of La Guajira, along the Venezuelan border, and threatened imminent war with Colombia if the base were actually built.
"Why should we now accept a foreign power's military exercises, and presence of its warplanes in Venezuela? We must sound the alarm about the
imbalance this will cause. The tensions between two military powers [Russia and the U.S.] could have tragic consequences for the region, like those
experienced in Georgia," Ram¡rez said.
In August, war broke out between Russia and Georgia, a former Soviet republic on the Black Sea in the Caucasus region in August, over the secession of
the Georgian region of South Ossetia, causing a heavy death toll and damages among the civilian population.
In response, Poland and the Czech Republic, which are members of the North Atlantic Treaty Organization (NATO), a Western military alliance,
accelerated their plans to install NATO missile and radar systems.
According to Thomas Gomart, an analyst with the French Institute of International Relations, sending Russian military units to Venezuela "is a double
move by Moscow: increasingly open questioning of U.S. hegemony, and support for energy nationalization, in which President Ch vez is a
Dmitry Orlov of the Russian Agency for Political and Economic Communications, said the plans for military cooperation with Venezuela indicate that
Russia may opt to increase its military presence in different parts of the world. While Moscow does not necessarily have an aggressive anti-U.S.
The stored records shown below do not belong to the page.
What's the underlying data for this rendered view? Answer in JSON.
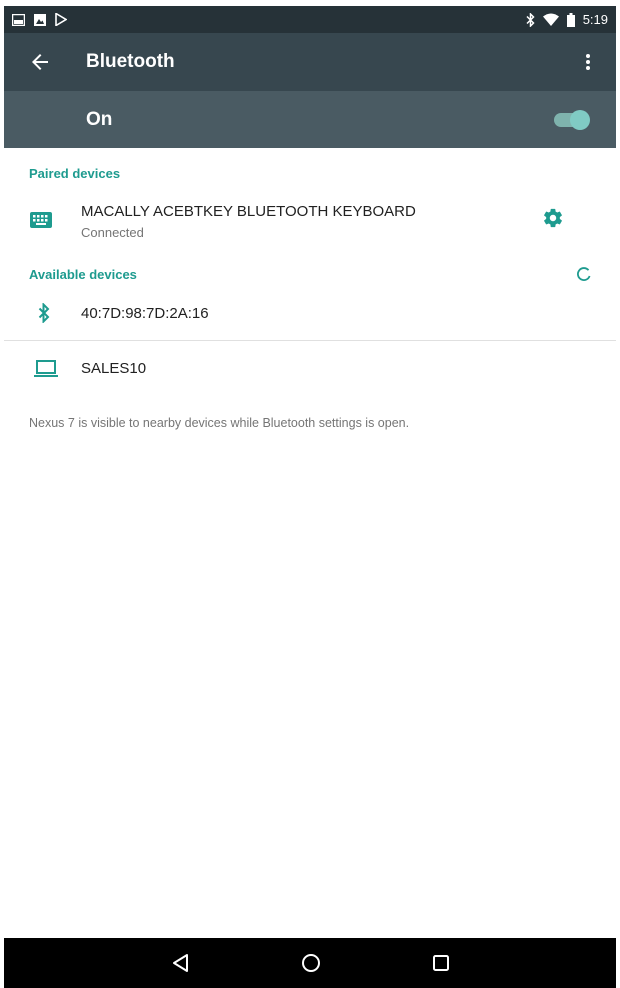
{
  "status_bar": {
    "left_icons": [
      "image-icon",
      "photo-icon",
      "play-store-icon"
    ],
    "right_icons": [
      "bluetooth-icon",
      "wifi-icon",
      "battery-icon"
    ],
    "time": "5:19"
  },
  "app_bar": {
    "back_icon": "arrow-back-icon",
    "title": "Bluetooth",
    "menu_icon": "more-vert-icon"
  },
  "master_switch": {
    "label": "On",
    "checked": true,
    "accent_color": "#80cbc4"
  },
  "paired": {
    "header": "Paired devices",
    "devices": [
      {
        "name": "MACALLY ACEBTKEY BLUETOOTH KEYBOARD",
        "status": "Connected",
        "icon": "keyboard-icon",
        "settings_icon": "gear-icon"
      }
    ]
  },
  "available": {
    "header": "Available devices",
    "refresh_icon": "refresh-icon",
    "devices": [
      {
        "name": "40:7D:98:7D:2A:16",
        "icon": "bluetooth-icon"
      },
      {
        "name": "SALES10",
        "icon": "laptop-icon"
      }
    ]
  },
  "footer": {
    "visibility_text": "Nexus 7 is visible to nearby devices while Bluetooth settings is open."
  },
  "nav_bar": {
    "buttons": [
      "back-triangle-icon",
      "home-circle-icon",
      "recents-square-icon"
    ]
  },
  "colors": {
    "accent": "#1e9b8f",
    "status_bar": "#263238",
    "app_bar": "#37474f",
    "switch_bar": "#4a5b63"
  }
}
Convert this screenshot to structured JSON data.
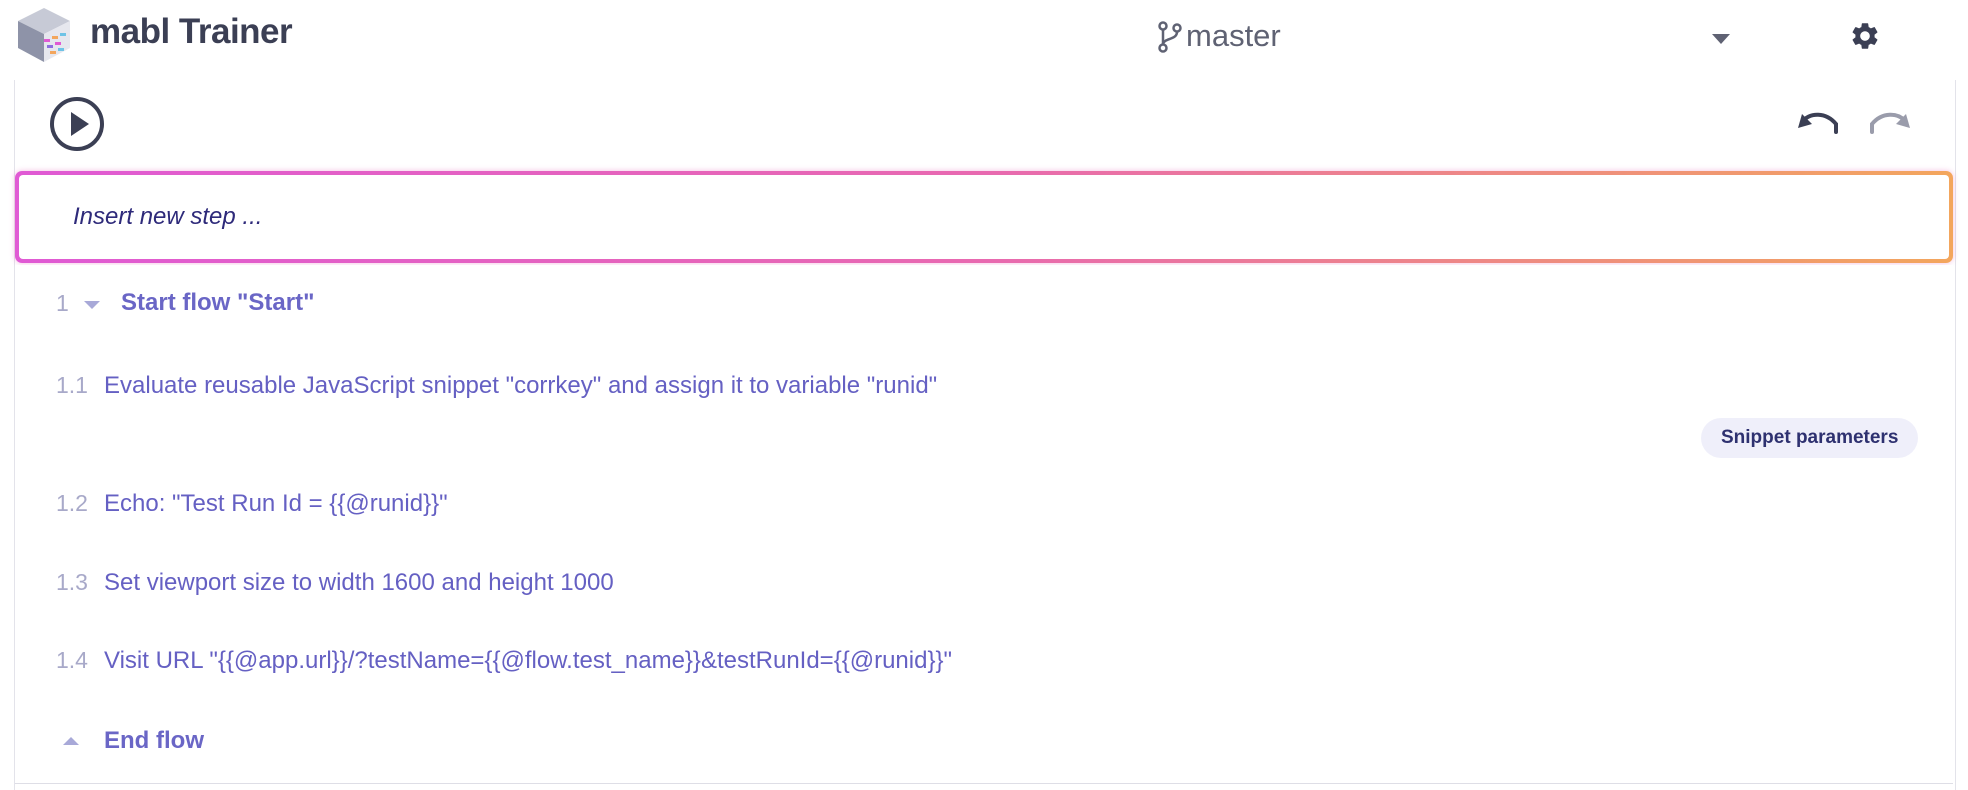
{
  "header": {
    "app_name": "mabl Trainer",
    "branch": "master"
  },
  "icons": {
    "logo": "mabl-cube-logo",
    "branch": "git-branch-icon",
    "dropdown": "chevron-down-icon",
    "settings": "gear-icon",
    "play": "play-circle-icon",
    "undo": "undo-icon",
    "redo": "redo-icon"
  },
  "insert": {
    "placeholder": "Insert new step ..."
  },
  "steps": [
    {
      "num": "1",
      "text": "Start flow \"Start\""
    },
    {
      "num": "1.1",
      "text": "Evaluate reusable JavaScript snippet \"corrkey\" and assign it to variable \"runid\"",
      "action": "Snippet parameters"
    },
    {
      "num": "1.2",
      "text": "Echo: \"Test Run Id = {{@runid}}\""
    },
    {
      "num": "1.3",
      "text": "Set viewport size to width 1600 and height 1000"
    },
    {
      "num": "1.4",
      "text": "Visit URL \"{{@app.url}}/?testName={{@flow.test_name}}&testRunId={{@runid}}\""
    },
    {
      "num": "",
      "text": "End flow"
    }
  ],
  "colors": {
    "accent": "#6560c3",
    "insert_gradient_start": "#e05ad4",
    "insert_gradient_end": "#f3a65d"
  }
}
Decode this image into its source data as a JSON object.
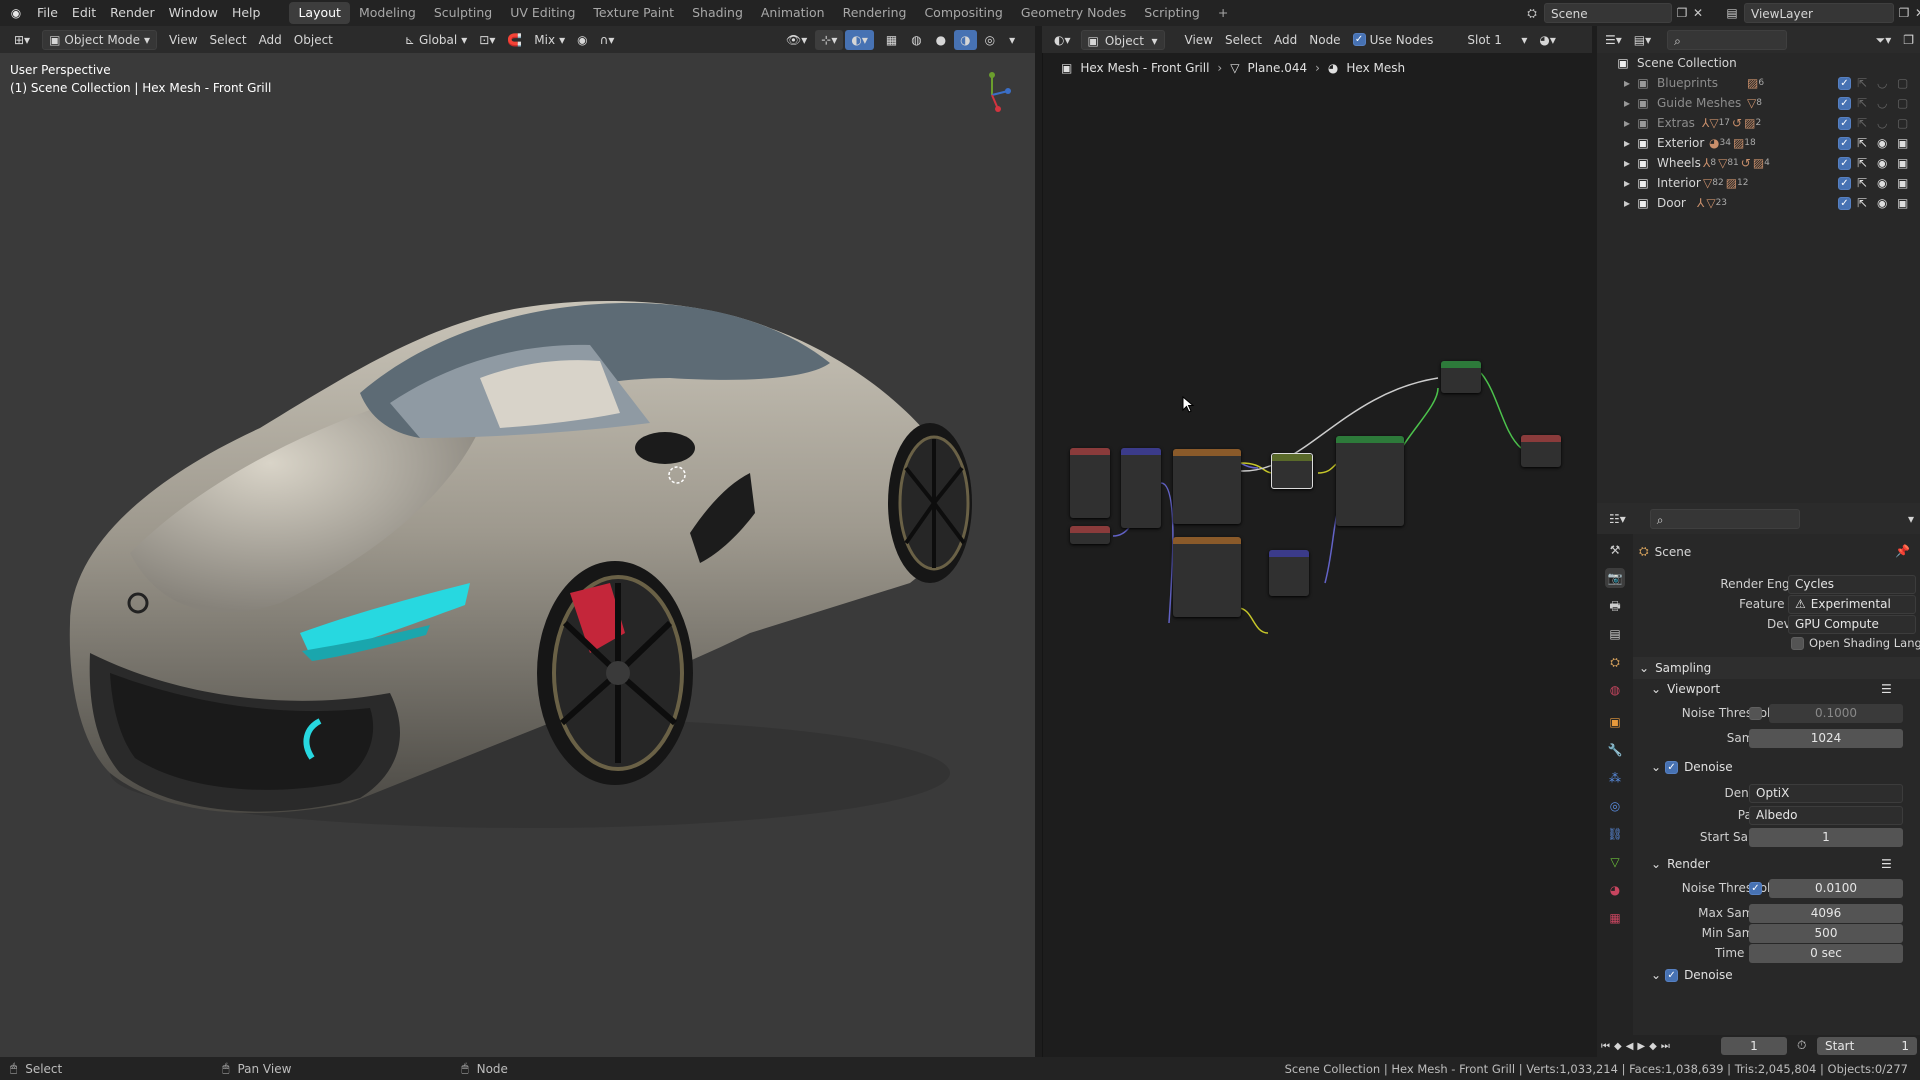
{
  "topbar": {
    "menus": [
      "File",
      "Edit",
      "Render",
      "Window",
      "Help"
    ],
    "workspaces": [
      "Layout",
      "Modeling",
      "Sculpting",
      "UV Editing",
      "Texture Paint",
      "Shading",
      "Animation",
      "Rendering",
      "Compositing",
      "Geometry Nodes",
      "Scripting"
    ],
    "active_workspace": "Layout",
    "add_tab": "+",
    "scene": "Scene",
    "view_layer": "ViewLayer"
  },
  "viewport": {
    "mode": "Object Mode",
    "menus": [
      "View",
      "Select",
      "Add",
      "Object"
    ],
    "orientation": "Global",
    "blend": "Mix",
    "overlay_title": "User Perspective",
    "overlay_subtitle": "(1) Scene Collection | Hex Mesh - Front Grill"
  },
  "node_editor": {
    "type": "Object",
    "menus": [
      "View",
      "Select",
      "Add",
      "Node"
    ],
    "use_nodes_label": "Use Nodes",
    "slot": "Slot 1",
    "breadcrumb": [
      "Hex Mesh - Front Grill",
      "Plane.044",
      "Hex Mesh"
    ]
  },
  "outliner": {
    "root": "Scene Collection",
    "collections": [
      {
        "name": "Blueprints",
        "count": "6",
        "enabled": true,
        "dim": true
      },
      {
        "name": "Guide Meshes",
        "count": "8",
        "enabled": true,
        "dim": true
      },
      {
        "name": "Extras",
        "count": "17",
        "count2": "2",
        "enabled": true,
        "dim": true
      },
      {
        "name": "Exterior",
        "count": "34",
        "count2": "18",
        "enabled": true,
        "dim": false
      },
      {
        "name": "Wheels",
        "count": "8",
        "count2": "81",
        "count3": "4",
        "enabled": true,
        "dim": false
      },
      {
        "name": "Interior",
        "count": "82",
        "count2": "12",
        "enabled": true,
        "dim": false
      },
      {
        "name": "Door",
        "count": "23",
        "enabled": true,
        "dim": false
      }
    ]
  },
  "properties": {
    "context": "Scene",
    "render_engine_label": "Render Engine",
    "render_engine": "Cycles",
    "feature_set_label": "Feature Set",
    "feature_set": "Experimental",
    "device_label": "Device",
    "device": "GPU Compute",
    "osl_label": "Open Shading Language",
    "sampling_label": "Sampling",
    "viewport_label": "Viewport",
    "noise_threshold_label": "Noise Threshold",
    "viewport_noise_threshold": "0.1000",
    "samples_label": "Samples",
    "viewport_samples": "1024",
    "denoise_label": "Denoise",
    "denoiser_label": "Denoiser",
    "denoiser": "OptiX",
    "passes_label": "Passes",
    "passes": "Albedo",
    "start_sample_label": "Start Sample",
    "start_sample": "1",
    "render_label": "Render",
    "render_noise_threshold": "0.0100",
    "max_samples_label": "Max Samples",
    "max_samples": "4096",
    "min_samples_label": "Min Samples",
    "min_samples": "500",
    "time_limit_label": "Time Limit",
    "time_limit": "0 sec",
    "denoise2_label": "Denoise"
  },
  "timeline": {
    "frame": "1",
    "start_label": "Start",
    "start": "1"
  },
  "statusbar": {
    "select": "Select",
    "pan": "Pan View",
    "node": "Node",
    "info": "Scene Collection | Hex Mesh - Front Grill | Verts:1,033,214 | Faces:1,038,639 | Tris:2,045,804 | Objects:0/277"
  },
  "colors": {
    "accent": "#4772b3",
    "active_workspace_bg": "#3d3d3d",
    "headlight": "#27d8e0",
    "caliper": "#c4263a"
  }
}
policy, it is taking steps to defend its geopolitical interests, he said.
Ch vez mocked his critics, repeatedly calling them "pitiyanquis" and accusing them of "seeing the ghost of Soviet Union-style communism appear,
which no longer exists; instead, a sovereign and independent Russia is rising."
He defended the procurement of weapons from Russia and China for over $4.5 billion in the past three years, including Sukhoi fighter jets, Mi
helicopters, Kalashnikov assault rifles, radar and missile systems, patrol boats and reconnaissance planes. Submarines and other equipment may be
added to the list.
"The 'pitiyanquis' criticize the maneuvers with Russia, but they say nothing about the United States redeploying its Fourth Fleet after an interval
of 60 years, and having a base right there in Cura‡ao," one of the Netherlands Antilles islands that is 50 kilometers off the Venezuelan coast, Ch
Teodoro Petkoff, an opposition leader who is fiercely critical of Ch vez in the columns of his newspaper Tal Cual, complained that the president
"wants to get mixed up in the mini-Cold War between the United States and Russia," and quoted a popular saying that means, "when predators fight,
their prey should stay out of the way."
Ch vez "accuses Georgia, with reason, of being a pawn of [U.S. President George W.] Bush, but he is thoughtlessly offering himself for free, in the
context of a quarrel that has nothing to do with us, as a pawn for [Russian Prime Minister Vladimir] Putin," Petkoff criticized.